For example, if I have two key risks, one of which has a low probability of occurrence and an impact of $10K if it occurs, and a second which has a moderate probability of occurrence and an impact of $20K if it occurs, and I used 10% for low probability and 25% for moderate probability, then I could include the aggregated EMV of $6K as part of my reserve analysis.
You need statistical methods to calculate probability which is one of the component needed to calculate contingency reserve but not to calculate contingency reserve by itself. Except you use your organization knowledge management environment to find data from the past and make some predictive analysis. Saving Changes...
I would add a three point estimate to the risk impacts, multiply them by the probabilities and simulate the schedule.
For instance, if you have a risk with a probability of 10% and a impact of $ 10,000 and a risk with a probability of 30% and a impact of $ 5,000, you can transform the impact in a triangular distribution, using a standard measure of uncertainty (as AACEI's maturity scale, for example). Then you can simulate in an Excel based software and have an estimate for the project cost or deviation from the baseline. Once you have that, I would use one of three things:
- The medium value (average);

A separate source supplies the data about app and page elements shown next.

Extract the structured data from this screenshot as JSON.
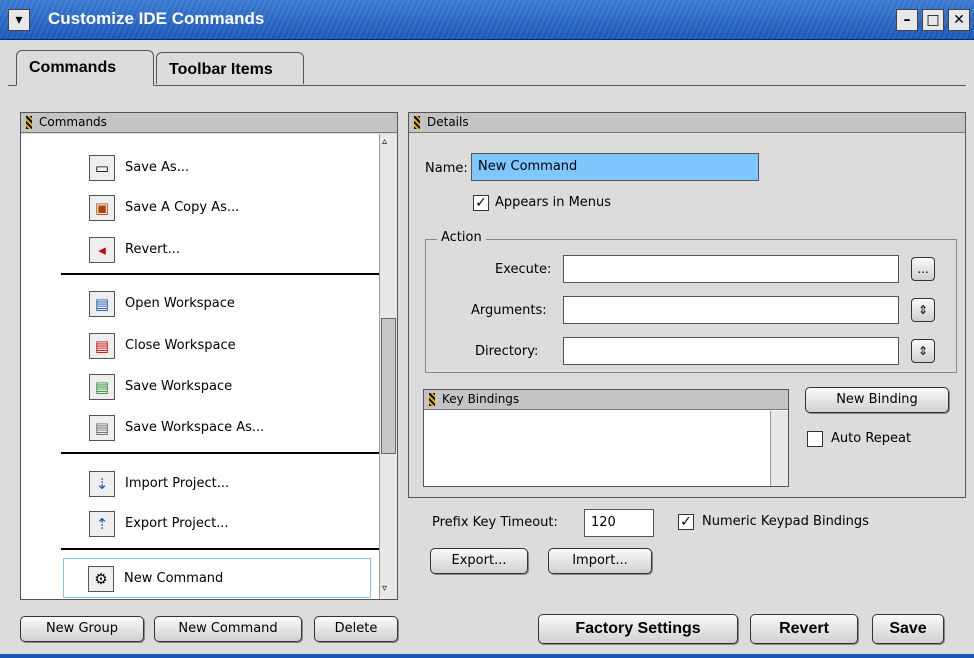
{
  "window": {
    "title": "Customize IDE Commands"
  },
  "tabs": [
    {
      "label": "Commands"
    },
    {
      "label": "Toolbar Items"
    }
  ],
  "commands_panel": {
    "header": "Commands",
    "items": [
      {
        "label": "Save As...",
        "icon": "doc-save-icon"
      },
      {
        "label": "Save A Copy As...",
        "icon": "save-copy-icon"
      },
      {
        "label": "Revert...",
        "icon": "revert-icon"
      },
      {
        "label": "Open Workspace",
        "icon": "open-workspace-icon"
      },
      {
        "label": "Close Workspace",
        "icon": "close-workspace-icon"
      },
      {
        "label": "Save Workspace",
        "icon": "save-workspace-icon"
      },
      {
        "label": "Save Workspace As...",
        "icon": "save-workspace-as-icon"
      },
      {
        "label": "Import Project...",
        "icon": "import-project-icon"
      },
      {
        "label": "Export Project...",
        "icon": "export-project-icon"
      },
      {
        "label": "New Command",
        "icon": "gear-icon"
      }
    ]
  },
  "details": {
    "header": "Details",
    "name_label": "Name:",
    "name_value": "New Command",
    "appears_label": "Appears in Menus",
    "action_label": "Action",
    "execute_label": "Execute:",
    "arguments_label": "Arguments:",
    "directory_label": "Directory:",
    "ellipsis": "...",
    "key_bindings_header": "Key Bindings",
    "new_binding": "New Binding",
    "auto_repeat": "Auto Repeat"
  },
  "prefix": {
    "label": "Prefix Key Timeout:",
    "value": "120",
    "numeric_label": "Numeric Keypad Bindings",
    "export": "Export...",
    "import": "Import..."
  },
  "footer": {
    "new_group": "New Group",
    "new_command": "New Command",
    "delete": "Delete",
    "factory": "Factory Settings",
    "revert": "Revert",
    "save": "Save"
  },
  "colors": {
    "title_bar": "#1a56b8",
    "selection": "#7ec8ff"
  }
}
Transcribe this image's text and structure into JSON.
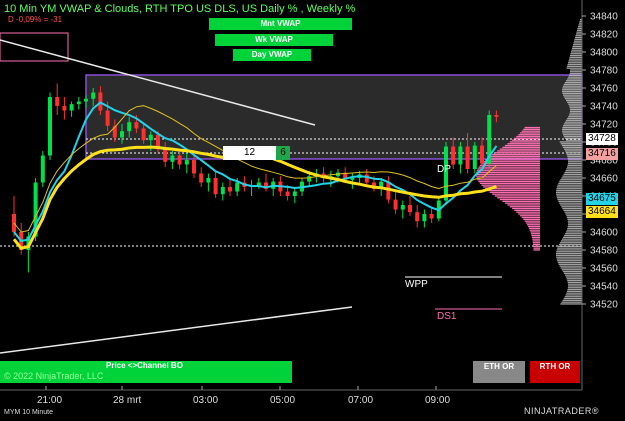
{
  "chart": {
    "title": "10 Min YM VWAP & Clouds, RTH TPO US DLS, US Daily % , Weekly %",
    "subtitle": "D -0,09% = -31"
  },
  "vwap_buttons": {
    "month": "Mnt VWAP",
    "week": "Wk VWAP",
    "day": "Day VWAP"
  },
  "order_input": {
    "value": "12",
    "button": "6"
  },
  "annotations": {
    "dp": "DP",
    "wpp": "WPP",
    "ds1": "DS1"
  },
  "status_bar": {
    "label": "Price <>Channel BO",
    "copyright": "© 2022 NinjaTrader, LLC"
  },
  "or_buttons": {
    "eth": "ETH OR",
    "rth": "RTH OR"
  },
  "price_axis": [
    "34840",
    "34820",
    "34800",
    "34780",
    "34760",
    "34740",
    "34720",
    "34700",
    "34680",
    "34660",
    "34640",
    "34620",
    "34600",
    "34580",
    "34560",
    "34540",
    "34520"
  ],
  "price_labels": {
    "current": "34728",
    "level_a": "34716",
    "level_b": "34675",
    "level_c": "34664",
    "top": "34840"
  },
  "time_axis": [
    "21:00",
    "28 mrt",
    "03:00",
    "05:00",
    "07:00",
    "09:00"
  ],
  "footer": {
    "instrument": "MYM 10 Minute",
    "brand": "NINJATRADER®"
  },
  "colors": {
    "bull_candle": "#00e04a",
    "bear_candle": "#ff3030",
    "vwap_cyan": "#22d3e8",
    "vwap_yellow": "#ffe01a",
    "profile": "#ff6fb1",
    "accent_green": "#00d23a"
  },
  "chart_data": {
    "type": "candlestick",
    "title": "10 Min YM VWAP & Clouds, RTH TPO US DLS, US Daily % , Weekly %",
    "ylim": [
      34520,
      34850
    ],
    "x": [
      "21:00",
      "28 mrt",
      "03:00",
      "05:00",
      "07:00",
      "09:00"
    ],
    "candles": [
      [
        34620,
        34640,
        34595,
        34600
      ],
      [
        34600,
        34610,
        34575,
        34580
      ],
      [
        34580,
        34600,
        34555,
        34595
      ],
      [
        34595,
        34660,
        34590,
        34655
      ],
      [
        34655,
        34690,
        34650,
        34685
      ],
      [
        34685,
        34755,
        34680,
        34750
      ],
      [
        34750,
        34765,
        34730,
        34740
      ],
      [
        34740,
        34750,
        34725,
        34735
      ],
      [
        34735,
        34745,
        34728,
        34742
      ],
      [
        34742,
        34750,
        34736,
        34745
      ],
      [
        34745,
        34752,
        34738,
        34748
      ],
      [
        34748,
        34760,
        34740,
        34755
      ],
      [
        34755,
        34762,
        34730,
        34735
      ],
      [
        34735,
        34745,
        34712,
        34718
      ],
      [
        34718,
        34725,
        34700,
        34705
      ],
      [
        34705,
        34720,
        34698,
        34712
      ],
      [
        34712,
        34728,
        34705,
        34722
      ],
      [
        34722,
        34730,
        34710,
        34715
      ],
      [
        34715,
        34720,
        34698,
        34702
      ],
      [
        34702,
        34712,
        34690,
        34708
      ],
      [
        34708,
        34712,
        34688,
        34692
      ],
      [
        34692,
        34700,
        34672,
        34678
      ],
      [
        34678,
        34690,
        34670,
        34685
      ],
      [
        34685,
        34692,
        34670,
        34675
      ],
      [
        34675,
        34688,
        34665,
        34680
      ],
      [
        34680,
        34685,
        34660,
        34665
      ],
      [
        34665,
        34672,
        34650,
        34655
      ],
      [
        34655,
        34665,
        34645,
        34660
      ],
      [
        34660,
        34668,
        34638,
        34642
      ],
      [
        34642,
        34655,
        34635,
        34650
      ],
      [
        34650,
        34658,
        34640,
        34645
      ],
      [
        34645,
        34660,
        34640,
        34655
      ],
      [
        34655,
        34662,
        34645,
        34650
      ],
      [
        34650,
        34658,
        34640,
        34652
      ],
      [
        34652,
        34660,
        34648,
        34655
      ],
      [
        34655,
        34665,
        34645,
        34648
      ],
      [
        34648,
        34660,
        34640,
        34656
      ],
      [
        34656,
        34662,
        34640,
        34645
      ],
      [
        34645,
        34652,
        34635,
        34640
      ],
      [
        34640,
        34650,
        34632,
        34645
      ],
      [
        34645,
        34660,
        34640,
        34656
      ],
      [
        34656,
        34668,
        34650,
        34662
      ],
      [
        34662,
        34670,
        34655,
        34665
      ],
      [
        34665,
        34672,
        34655,
        34660
      ],
      [
        34660,
        34668,
        34650,
        34662
      ],
      [
        34662,
        34670,
        34655,
        34666
      ],
      [
        34666,
        34672,
        34655,
        34658
      ],
      [
        34658,
        34665,
        34648,
        34660
      ],
      [
        34660,
        34668,
        34652,
        34664
      ],
      [
        34664,
        34670,
        34650,
        34655
      ],
      [
        34655,
        34662,
        34645,
        34648
      ],
      [
        34648,
        34660,
        34640,
        34656
      ],
      [
        34656,
        34662,
        34632,
        34636
      ],
      [
        34636,
        34645,
        34620,
        34625
      ],
      [
        34625,
        34635,
        34615,
        34630
      ],
      [
        34630,
        34640,
        34618,
        34622
      ],
      [
        34622,
        34630,
        34605,
        34612
      ],
      [
        34612,
        34625,
        34605,
        34620
      ],
      [
        34620,
        34628,
        34610,
        34615
      ],
      [
        34615,
        34640,
        34612,
        34635
      ],
      [
        34635,
        34700,
        34630,
        34695
      ],
      [
        34695,
        34705,
        34670,
        34675
      ],
      [
        34675,
        34700,
        34665,
        34695
      ],
      [
        34695,
        34710,
        34665,
        34670
      ],
      [
        34670,
        34700,
        34665,
        34696
      ],
      [
        34696,
        34705,
        34670,
        34676
      ],
      [
        34676,
        34735,
        34672,
        34730
      ],
      [
        34730,
        34735,
        34722,
        34728
      ]
    ],
    "levels": [
      {
        "label": "34728",
        "value": 34728
      },
      {
        "label": "34716",
        "value": 34716
      },
      {
        "label": "34675",
        "value": 34675
      },
      {
        "label": "34664",
        "value": 34664
      }
    ]
  }
}
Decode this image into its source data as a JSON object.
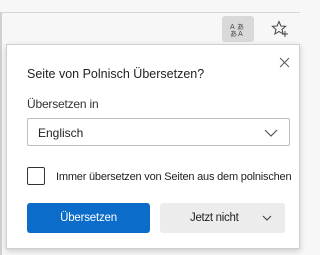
{
  "toolbar": {
    "translate_icon": "translate-icon",
    "favorite_icon": "favorite-star-add-icon"
  },
  "popup": {
    "title": "Seite von Polnisch Übersetzen?",
    "close_icon": "close-icon",
    "target_label": "Übersetzen in",
    "target_value": "Englisch",
    "always_translate_label": "Immer übersetzen von Seiten aus dem polnischen",
    "always_translate_checked": false,
    "translate_button": "Übersetzen",
    "not_now_button": "Jetzt nicht"
  },
  "colors": {
    "accent": "#0b6cc9",
    "secondary_button": "#ececec",
    "active_icon_bg": "#d9d9d9"
  }
}
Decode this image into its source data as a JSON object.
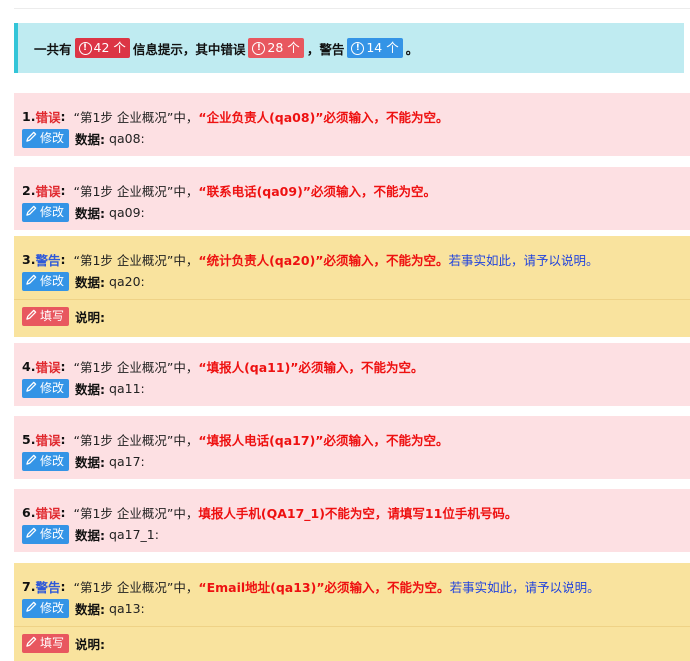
{
  "summary": {
    "prefix": "一共有",
    "total": "42 个",
    "middle": "信息提示，其中错误",
    "errors": "28 个",
    "sep": "，警告",
    "warnings": "14 个",
    "suffix": "。"
  },
  "colors": {
    "error_bg": "#fde0e3",
    "warning_bg": "#f9e39e",
    "info_bg": "#bfebf1",
    "edit_btn": "#3494e6",
    "fill_btn": "#e8575f"
  },
  "edit_label": "修改",
  "fill_label": "填写",
  "data_label": "数据:",
  "note_label": "说明:",
  "items": [
    {
      "num": "1.",
      "level": "错误",
      "colon": ":",
      "step": "“第1步 企业概况”中，",
      "field": "“企业负责人(qa08)”必须输入，不能为空。",
      "hint": "",
      "data": "qa08:"
    },
    {
      "num": "2.",
      "level": "错误",
      "colon": ":",
      "step": "“第1步 企业概况”中，",
      "field": "“联系电话(qa09)”必须输入，不能为空。",
      "hint": "",
      "data": "qa09:"
    },
    {
      "num": "3.",
      "level": "警告",
      "colon": ":",
      "step": "“第1步 企业概况”中，",
      "field": "“统计负责人(qa20)”必须输入，不能为空。",
      "hint": "若事实如此，请予以说明。",
      "data": "qa20:"
    },
    {
      "num": "4.",
      "level": "错误",
      "colon": ":",
      "step": "“第1步 企业概况”中，",
      "field": "“填报人(qa11)”必须输入，不能为空。",
      "hint": "",
      "data": "qa11:"
    },
    {
      "num": "5.",
      "level": "错误",
      "colon": ":",
      "step": "“第1步 企业概况”中，",
      "field": "“填报人电话(qa17)”必须输入，不能为空。",
      "hint": "",
      "data": "qa17:"
    },
    {
      "num": "6.",
      "level": "错误",
      "colon": ":",
      "step": "“第1步 企业概况”中，",
      "field": "填报人手机(QA17_1)不能为空，请填写11位手机号码。",
      "hint": "",
      "data": "qa17_1:"
    },
    {
      "num": "7.",
      "level": "警告",
      "colon": ":",
      "step": "“第1步 企业概况”中，",
      "field": "“Email地址(qa13)”必须输入，不能为空。",
      "hint": "若事实如此，请予以说明。",
      "data": "qa13:"
    }
  ]
}
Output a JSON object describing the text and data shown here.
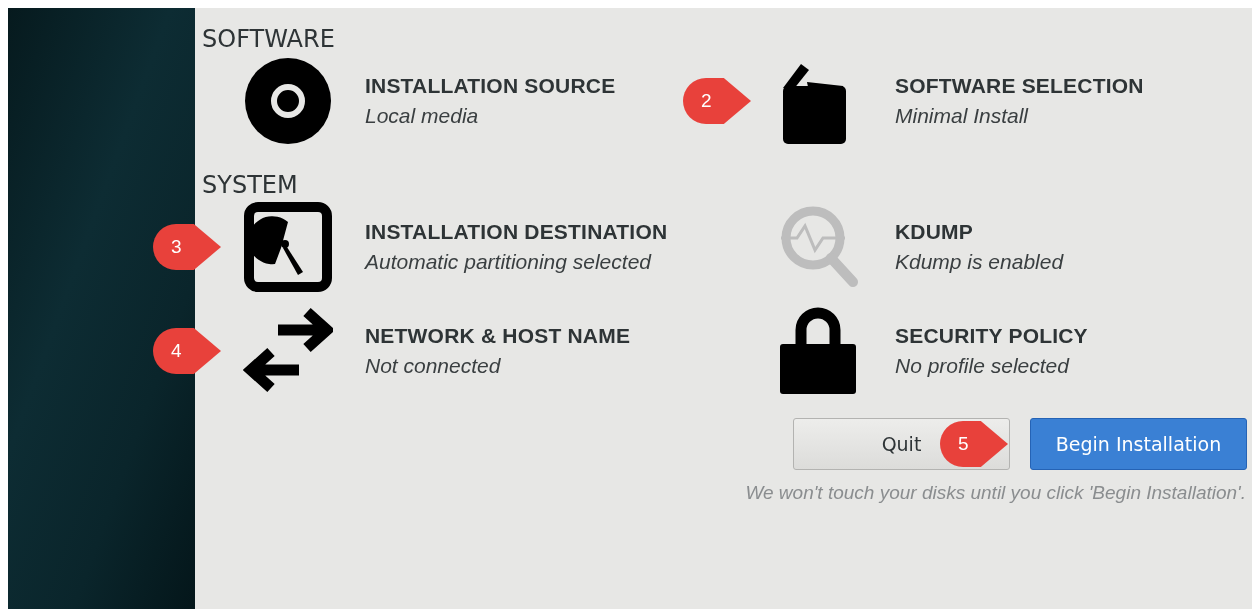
{
  "sections": [
    {
      "heading": "SOFTWARE",
      "spokes": [
        {
          "kind": "disc",
          "title": "INSTALLATION SOURCE",
          "status": "Local media",
          "dimmed": false
        },
        {
          "kind": "package",
          "title": "SOFTWARE SELECTION",
          "status": "Minimal Install",
          "dimmed": false,
          "callout": "2"
        }
      ]
    },
    {
      "heading": "SYSTEM",
      "spokes": [
        {
          "kind": "disk",
          "title": "INSTALLATION DESTINATION",
          "status": "Automatic partitioning selected",
          "dimmed": false,
          "callout": "3"
        },
        {
          "kind": "search",
          "title": "KDUMP",
          "status": "Kdump is enabled",
          "dimmed": true
        },
        {
          "kind": "network",
          "title": "NETWORK & HOST NAME",
          "status": "Not connected",
          "dimmed": false,
          "callout": "4"
        },
        {
          "kind": "lock",
          "title": "SECURITY POLICY",
          "status": "No profile selected",
          "dimmed": false
        }
      ]
    }
  ],
  "buttons": [
    {
      "label": "Quit",
      "primary": false
    },
    {
      "label": "Begin Installation",
      "primary": true,
      "callout": "5"
    }
  ],
  "note": "We won't touch your disks until you click 'Begin Installation'."
}
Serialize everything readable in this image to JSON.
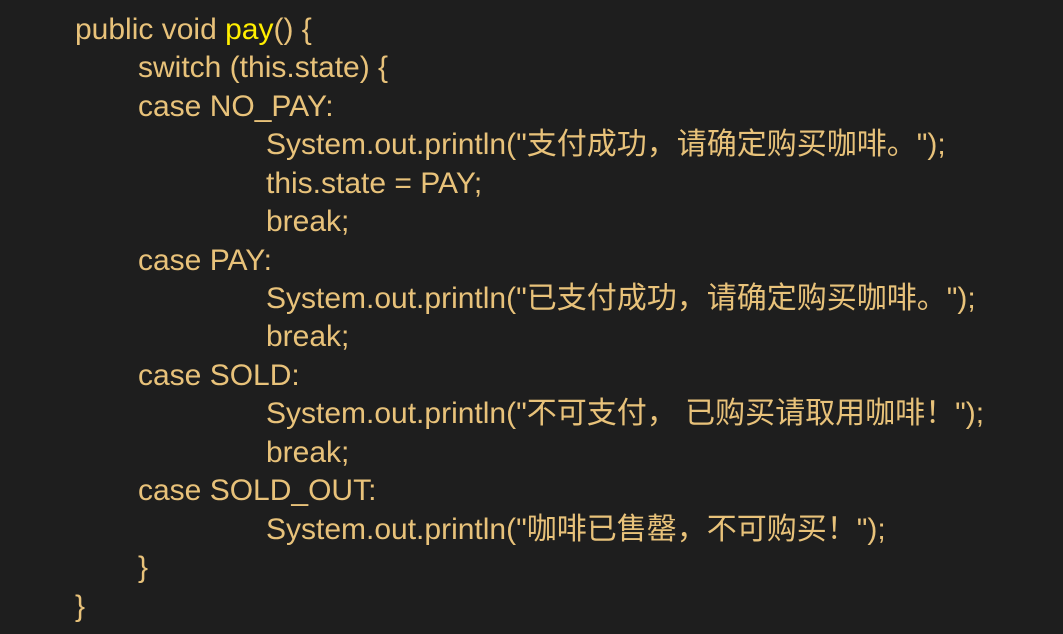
{
  "colors": {
    "background": "#1e1e1e",
    "text": "#e8c27a",
    "method_name": "#ffee00"
  },
  "code": {
    "l1_pre": "public void ",
    "l1_method": "pay",
    "l1_post": "() {",
    "l2": "switch (this.state) {",
    "l3": "case NO_PAY:",
    "l4": "System.out.println(\"支付成功，请确定购买咖啡。\");",
    "l5": "this.state = PAY;",
    "l6": "break;",
    "l7": "case PAY:",
    "l8": "System.out.println(\"已支付成功，请确定购买咖啡。\");",
    "l9": "break;",
    "l10": "case SOLD:",
    "l11": "System.out.println(\"不可支付， 已购买请取用咖啡！\");",
    "l12": "break;",
    "l13": "case SOLD_OUT:",
    "l14": "System.out.println(\"咖啡已售罄，不可购买！\");",
    "l15": "}",
    "l16": "}"
  }
}
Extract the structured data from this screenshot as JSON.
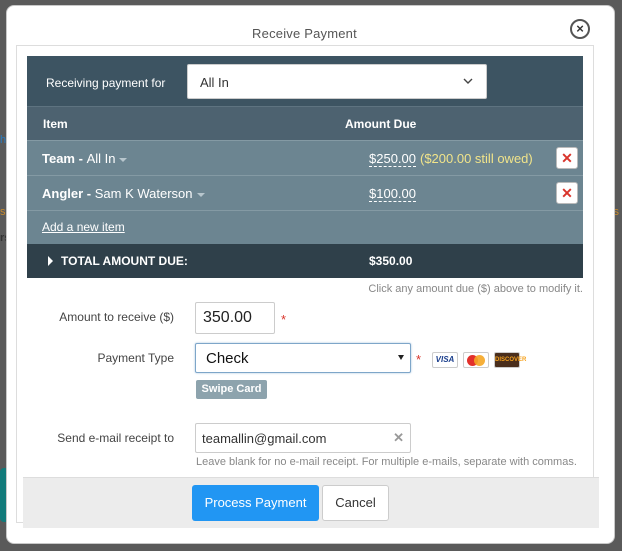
{
  "modal": {
    "title": "Receive Payment",
    "close_label": "×"
  },
  "receiving": {
    "label": "Receiving payment for",
    "selected": "All In"
  },
  "table": {
    "col_item": "Item",
    "col_amount": "Amount Due",
    "rows": [
      {
        "type": "Team",
        "sep": " - ",
        "name": "All In",
        "amount": "$250.00",
        "owed": "($200.00 still owed)"
      },
      {
        "type": "Angler",
        "sep": " - ",
        "name": "Sam K Waterson",
        "amount": "$100.00",
        "owed": ""
      }
    ],
    "add_item": "Add a new item",
    "total_label": "TOTAL AMOUNT DUE:",
    "total_amount": "$350.00",
    "hint": "Click any amount due ($) above to modify it."
  },
  "form": {
    "amount_label": "Amount to receive ($)",
    "amount_value": "350.00",
    "payment_type_label": "Payment Type",
    "payment_type_value": "Check",
    "swipe_card": "Swipe Card",
    "cards": [
      "VISA",
      "mastercard",
      "DISCOVER"
    ],
    "email_label": "Send e-mail receipt to",
    "email_value": "teamallin@gmail.com",
    "email_hint": "Leave blank for no e-mail receipt. For multiple e-mails, separate with commas."
  },
  "footer": {
    "process": "Process Payment",
    "cancel": "Cancel"
  },
  "colors": {
    "header_dark": "#3d5462",
    "row_item": "#6c8591",
    "total_row": "#2f404a",
    "owed_text": "#f1e48a",
    "primary": "#2196f3",
    "delete": "#d9342b"
  }
}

- P50, if it is bigger than the average;
- P80 or P90, or whatever is the level of safety you want to have in your project.